But to get to those good parts, you'll have to drive around a big all-terrain vehicle called the MAKO through frozen tundras and boring, rocky mountainous terrain. My biggest issue with this game, which the PC version does not address, is the number of formulaic side quests and the few things you can do on most of the planets you come across. You'll visit some planet, drive around your MAKO vehicle, fight some dudes outside a building, enter it to start another fight amidst dozens of crates and such, and if you have a quest on that planet (which you don't as often as you do), maybe make a small decision at the end.
Completionists will have a tough time with this one, too, as those who must leave no stone unturned will be driving that stupid truck around the game's dozens of somewhat empty-feeling planets finding that last rare metal on the mini-map or finishing off one more compound of enemies. Considering how much more involved the real "story" planets are, it's almost like playing a different game entirely when you start going to the many off-planets. If you can do your best to mostly stick to the story without too much sidetracking or metal hunting, the tedium often melts away and you'll find a great game just under that slightly tarnished surface.
From a technical standpoint, there's not much to worry about with Mass Effect. There are enough detail options that mid-spec PCs will make it along just fine, although you will need a video card that's capable of playing a game more demanding than, say, World of Warcraft. For the most part there's enough eye candy in this game to tax a powerful new machine, too, even if there seems to be no way to get antialiasing to work either in-game or by forcing it in the nVidia control panel. And Bioware has promised new downloadable content, starting with giving away the Bring Down the Sky addon (which cost $5 on Xbox Live) for free - confusingly, even though BDtS was promised months before the PC release, the add-on was not included on the disc and as of this writing, isn't available to download yet.

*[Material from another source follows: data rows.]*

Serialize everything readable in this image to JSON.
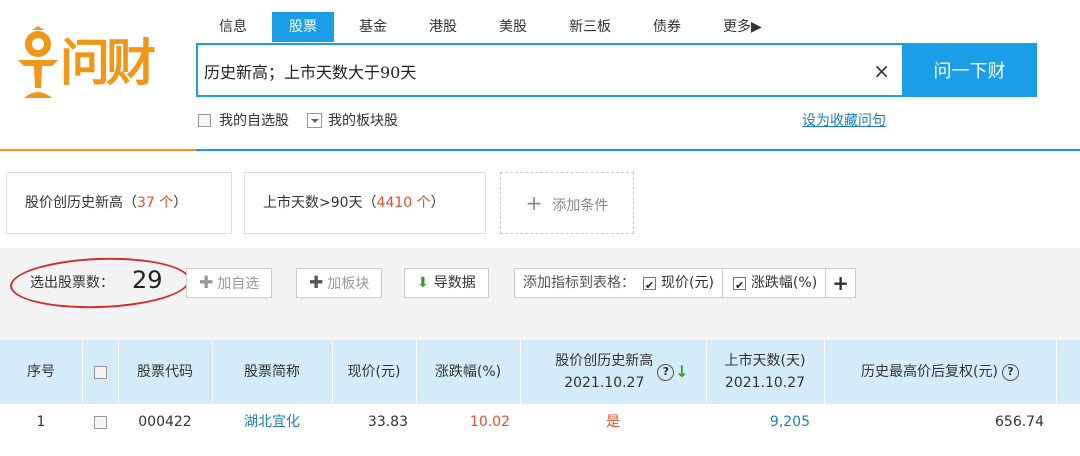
{
  "logo": {
    "text": "问财",
    "color": "#f19717"
  },
  "nav": {
    "items": [
      "信息",
      "股票",
      "基金",
      "港股",
      "美股",
      "新三板",
      "债券",
      "更多▶"
    ],
    "active_index": 1
  },
  "search": {
    "query": "历史新高；上市天数大于90天",
    "clear_icon": "×",
    "button_label": "问一下财"
  },
  "options": {
    "my_watchlist": "我的自选股",
    "my_sector": "我的板块股",
    "save_query": "设为收藏问句"
  },
  "conditions": [
    {
      "label": "股价创历史新高（",
      "count": "37 个",
      "tail": "）"
    },
    {
      "label": "上市天数>90天（",
      "count": "4410 个",
      "tail": "）"
    }
  ],
  "add_condition": {
    "icon": "+",
    "label": "添加条件"
  },
  "toolbar": {
    "count_label": "选出股票数：",
    "count_value": "29",
    "add_watchlist": "加自选",
    "add_sector": "加板块",
    "export": "导数据",
    "add_metric_label": "添加指标到表格：",
    "metric_price": "现价(元)",
    "metric_change": "涨跌幅(%)",
    "add_metric_plus": "+"
  },
  "table": {
    "headers": {
      "index": "序号",
      "code": "股票代码",
      "name": "股票简称",
      "price": "现价(元)",
      "change": "涨跌幅(%)",
      "new_high": "股价创历史新高",
      "new_high_date": "2021.10.27",
      "list_days": "上市天数(天)",
      "list_days_date": "2021.10.27",
      "hist_high": "历史最高价后复权(元)"
    },
    "rows": [
      {
        "index": "1",
        "code": "000422",
        "name": "湖北宜化",
        "price": "33.83",
        "change": "10.02",
        "new_high": "是",
        "list_days": "9,205",
        "hist_high": "656.74"
      }
    ]
  }
}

From beginning to end, Mass Effect is a powerful and highly entertaining game that mixes tactical action and a full-fledged RPG together in exciting ways. The universe that Bioware has created is intriguing, even if the level of storytelling isn't quite as great as what we got in KOTOR, but it's still great and the focus on firearms rather than melee combat really does work well. PC gamers will find that even though this game started on consoles, it should satisfy their need for hardcore action and RPG pretty well as long as they can meet the system requirements and they look past the couple of new features that just don't work very well. It still doesn't quite live up to the masterful story and whizzing lightsabers of Knights of the Old Republic, but for the first game in a new series, Mass Effect is an excellent start.